17,000 refugees face tough humanitarian situation in Darfur

Over 17,000 refugees and internally displaced persons (IDPs) are facing tough humanitarian conditions in the remote South Darfur area of Um Dafug near the border with the Central African Republic (CAR), a local official told Sudan Tribune.

Tribal clashes in Central Darfur state forced some 9800 people to flee their village to Um Dafug. Also, the district received over 1,200 refugees from the CAR, along with 6,000 Sudanese who moved back to their country as result of the sectarian fighting in the troubled neighboring country.

The commissioner of Um Dafug Mohamed Ali Sharif, said the county is harboring over 17,000 people including IDPs, refugees and returnees who fled the violence between Christian and Muslim militias in the CAR. “All of them are living in miserable humanitarian conditions. The IDPs and refugees are in desperate need of basic services including life-saving food, health and the environment services as well as shelter materials,” Sharif said.

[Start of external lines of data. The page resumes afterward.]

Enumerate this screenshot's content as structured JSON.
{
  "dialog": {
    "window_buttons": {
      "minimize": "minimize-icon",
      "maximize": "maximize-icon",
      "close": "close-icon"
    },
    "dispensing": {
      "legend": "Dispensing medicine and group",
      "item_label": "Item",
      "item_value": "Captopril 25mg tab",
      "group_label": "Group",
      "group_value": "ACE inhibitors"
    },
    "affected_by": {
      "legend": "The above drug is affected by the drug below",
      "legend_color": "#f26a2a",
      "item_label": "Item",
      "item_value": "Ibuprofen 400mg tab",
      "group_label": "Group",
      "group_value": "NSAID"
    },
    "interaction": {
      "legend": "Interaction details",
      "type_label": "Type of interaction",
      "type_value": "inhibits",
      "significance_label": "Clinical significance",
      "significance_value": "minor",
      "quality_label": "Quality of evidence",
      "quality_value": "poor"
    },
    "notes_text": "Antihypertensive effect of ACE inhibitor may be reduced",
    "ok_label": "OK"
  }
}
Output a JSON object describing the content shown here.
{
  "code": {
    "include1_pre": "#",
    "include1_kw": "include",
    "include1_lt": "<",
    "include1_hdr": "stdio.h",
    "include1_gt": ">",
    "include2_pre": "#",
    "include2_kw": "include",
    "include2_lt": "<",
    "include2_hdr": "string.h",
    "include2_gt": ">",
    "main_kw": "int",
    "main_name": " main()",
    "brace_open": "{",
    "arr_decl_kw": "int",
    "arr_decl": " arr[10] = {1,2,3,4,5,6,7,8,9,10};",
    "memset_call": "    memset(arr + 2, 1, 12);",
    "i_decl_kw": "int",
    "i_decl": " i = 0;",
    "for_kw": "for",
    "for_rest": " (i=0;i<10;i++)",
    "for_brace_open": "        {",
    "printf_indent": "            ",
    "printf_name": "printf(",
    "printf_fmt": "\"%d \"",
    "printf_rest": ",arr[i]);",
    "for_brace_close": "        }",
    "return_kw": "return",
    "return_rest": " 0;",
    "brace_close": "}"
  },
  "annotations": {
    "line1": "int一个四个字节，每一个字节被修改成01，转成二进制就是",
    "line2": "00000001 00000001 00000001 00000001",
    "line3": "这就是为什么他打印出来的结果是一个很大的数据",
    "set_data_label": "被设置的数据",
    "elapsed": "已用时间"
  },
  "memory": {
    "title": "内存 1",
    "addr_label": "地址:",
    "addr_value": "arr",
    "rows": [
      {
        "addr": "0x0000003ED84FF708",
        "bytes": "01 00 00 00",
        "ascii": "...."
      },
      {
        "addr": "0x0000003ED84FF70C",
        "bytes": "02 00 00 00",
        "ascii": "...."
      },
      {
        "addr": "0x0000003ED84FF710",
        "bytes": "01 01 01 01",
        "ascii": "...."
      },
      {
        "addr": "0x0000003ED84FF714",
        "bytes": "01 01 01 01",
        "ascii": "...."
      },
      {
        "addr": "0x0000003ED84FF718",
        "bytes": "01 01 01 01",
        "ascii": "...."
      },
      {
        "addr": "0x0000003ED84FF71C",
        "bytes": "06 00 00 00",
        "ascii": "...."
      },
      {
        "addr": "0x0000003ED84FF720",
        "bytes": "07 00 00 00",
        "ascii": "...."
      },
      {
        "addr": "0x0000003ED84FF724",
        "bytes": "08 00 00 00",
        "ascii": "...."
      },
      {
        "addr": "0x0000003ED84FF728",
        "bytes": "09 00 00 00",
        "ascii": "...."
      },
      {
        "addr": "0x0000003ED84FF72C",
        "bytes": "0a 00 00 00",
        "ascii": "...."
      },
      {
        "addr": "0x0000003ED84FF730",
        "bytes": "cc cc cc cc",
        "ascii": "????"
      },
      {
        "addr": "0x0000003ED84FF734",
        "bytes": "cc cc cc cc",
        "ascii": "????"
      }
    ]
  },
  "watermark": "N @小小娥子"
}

He said that the United Nations World Food Programme (WFP) delivered on Monday humanitarian assistance to the needy in Um Dafug. He also praised the efforts exerted by the humanitarian groups in the state expressing hope to provide all the necessary needs for the affected population.

They also underlined the need to provide sufficient quantities of potable water, and erecting safe sanitation facilities. “66 per cent of people in Um Dafug practice open defecation”, said an inter-agency report.

 [Sudan Tribune]

World Food Program to suspend aid to Syrians

The United Nations food aid organization said on Monday that it would suspend assistance to more than 1.7 million Syrian refugees because it had run out of money to support them.

The organization, the World Food Program, said the suspension, taking place immediately, would have “disastrous” consequences for refugees from the Syrian civil war struggling to cope with years of deprivation. Food aid in Syria will come to a halt in February if WFP does not receive additional funds.

The cut in aid will also affect refugees in Egypt, Iraq, Jordan, Lebanon and Turkey who receive vouchers from the program to exchange for food in local shops. The same mechanism also provides an economic lifeline to communities struggling to cope with the huge influx of Syrian refugees in the last four years.

The food aid cuts “couldn’t come at a worse time,” António Guterres, the United Nations high commissioner for refugees, said in a statement. “It will impact tens of thousands of the most vulnerable refugee families who are almost entirely dependent on international aid.”

The sudden imposition of the cuts highlights the growing strain all humanitarian aid agencies are facing as they try to cope with a long list of emergencies in places like Central African Republic, Iraq, South Sudan, Syria and Ukraine.

[New York Times]